"We would like very much to support Korea in this important issue," Merkel told a joint press conference with President Park Geun Hye, who is on a state visit to Germany.
"Germany was divided for 40 years, Korea is in such a situation in the meantime" as the 1950-53 Korean War concluded with an armistice rather than a peace treaty, which means the two sides technically remain at war.
"Therefore it's our goal and also, a bit, our duty to help others when they would like to establish their national unity," Merkel said.
Dialogue on the issue would be held between the German and South Korean foreign ministries, she added.
Describing herself as a "product" of Germany's reunification after having grown up behind the Iron Curtain, Merkel said that the reunifying process required great economic support.
But she also said openness to people who have lived a very different life was also necessary.
Park said that her country and Germany had a "bond" as they shared the "painful experience" of division, which ended in Germany when the Berlin Wall fell in 1989.
"German unity is for us an example and model for a peaceful reunification," the South Korean president told reporters, through an interpreter.
Park's visit comes a day after she attended a landmark Japan-South Korea summit hosted by US President Barack Obama in The Hague aimed at uniting the three nations against Pyongyang's nuclear threat.
The three-way meeting, held on the sidelines of a nuclear security summit, was followed within hours by nuclear-armed North Korea's test-firing of two ballistic missiles.
Last month, Park vowed to map out a fresh path to Korean reunification, announcing she was setting up a committee under her direct control to work out plans for unifying the long-divided peninsula.

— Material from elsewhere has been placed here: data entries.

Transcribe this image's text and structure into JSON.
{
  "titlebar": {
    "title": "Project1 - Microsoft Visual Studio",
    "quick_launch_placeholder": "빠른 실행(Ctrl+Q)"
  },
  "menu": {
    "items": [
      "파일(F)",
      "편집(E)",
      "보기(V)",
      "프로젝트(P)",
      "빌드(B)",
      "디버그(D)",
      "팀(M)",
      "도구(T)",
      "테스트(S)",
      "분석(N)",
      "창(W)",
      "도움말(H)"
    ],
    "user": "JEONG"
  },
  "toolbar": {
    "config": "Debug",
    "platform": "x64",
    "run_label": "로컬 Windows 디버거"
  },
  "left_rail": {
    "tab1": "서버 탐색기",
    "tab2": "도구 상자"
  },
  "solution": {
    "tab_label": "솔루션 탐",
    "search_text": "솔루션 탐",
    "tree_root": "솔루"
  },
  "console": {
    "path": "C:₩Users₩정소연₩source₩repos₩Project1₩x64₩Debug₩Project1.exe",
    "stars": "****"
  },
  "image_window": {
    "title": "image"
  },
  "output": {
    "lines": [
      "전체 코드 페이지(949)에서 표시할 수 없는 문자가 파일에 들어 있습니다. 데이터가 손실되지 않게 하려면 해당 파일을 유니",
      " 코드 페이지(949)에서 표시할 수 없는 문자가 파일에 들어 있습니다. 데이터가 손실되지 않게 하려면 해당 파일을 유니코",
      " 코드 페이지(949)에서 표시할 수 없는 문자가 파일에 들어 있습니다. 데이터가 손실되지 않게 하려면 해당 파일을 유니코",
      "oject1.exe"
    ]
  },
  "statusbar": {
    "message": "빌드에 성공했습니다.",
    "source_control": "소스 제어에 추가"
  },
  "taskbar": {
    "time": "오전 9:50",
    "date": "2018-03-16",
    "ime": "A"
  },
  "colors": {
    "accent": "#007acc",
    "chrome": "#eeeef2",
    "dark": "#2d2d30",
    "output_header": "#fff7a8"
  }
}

As well as meeting Merkel, Park earlier in the day met President Joachim Gauck, a former East German rights activist and Lutheran pastor.
He was a leading figure in the peaceful revolution that helped topple the Berlin Wall and went on to head the vast archives left behind by the despised Stasi secret police after reunification.
Park has highlighted what she sees as a potential economic "bonanza" to be reaped from the combination of South Korean technical expertise and the North's natural resources.
Most studies however have pointed out the enormous cost of absorbing the impoverished North and pro-merger sentiment in the South, especially among younger people, has waned in recent years.